## Problem details
Repeat the records. Keep every word and mark exactly as it is.
┌─ Data to use
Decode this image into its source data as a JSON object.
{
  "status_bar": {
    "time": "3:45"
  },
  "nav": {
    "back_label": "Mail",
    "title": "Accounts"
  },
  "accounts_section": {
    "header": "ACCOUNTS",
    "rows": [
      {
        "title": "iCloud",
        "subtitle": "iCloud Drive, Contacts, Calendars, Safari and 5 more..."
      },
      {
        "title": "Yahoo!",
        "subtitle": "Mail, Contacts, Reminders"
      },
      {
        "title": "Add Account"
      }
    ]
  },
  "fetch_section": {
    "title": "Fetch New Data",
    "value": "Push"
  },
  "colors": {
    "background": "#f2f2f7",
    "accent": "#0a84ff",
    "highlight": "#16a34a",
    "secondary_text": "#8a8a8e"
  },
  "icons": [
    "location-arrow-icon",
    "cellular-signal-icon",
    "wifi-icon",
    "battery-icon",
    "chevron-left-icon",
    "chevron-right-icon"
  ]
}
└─
## Reply
Decode this image into its source data as a JSON object.
{
  "status_bar": {
    "time": "3:45"
  },
  "nav": {
    "back_label": "Mail",
    "title": "Accounts"
  },
  "accounts_section": {
    "header": "ACCOUNTS",
    "rows": [
      {
        "title": "iCloud",
        "subtitle": "iCloud Drive, Contacts, Calendars, Safari and 5 more..."
      },
      {
        "title": "Yahoo!",
        "subtitle": "Mail, Contacts, Reminders"
      },
      {
        "title": "Add Account"
      }
    ]
  },
  "fetch_section": {
    "title": "Fetch New Data",
    "value": "Push"
  },
  "colors": {
    "background": "#f2f2f7",
    "accent": "#0a84ff",
    "highlight": "#16a34a",
    "secondary_text": "#8a8a8e"
  },
  "icons": [
    "location-arrow-icon",
    "cellular-signal-icon",
    "wifi-icon",
    "battery-icon",
    "chevron-left-icon",
    "chevron-right-icon"
  ]
}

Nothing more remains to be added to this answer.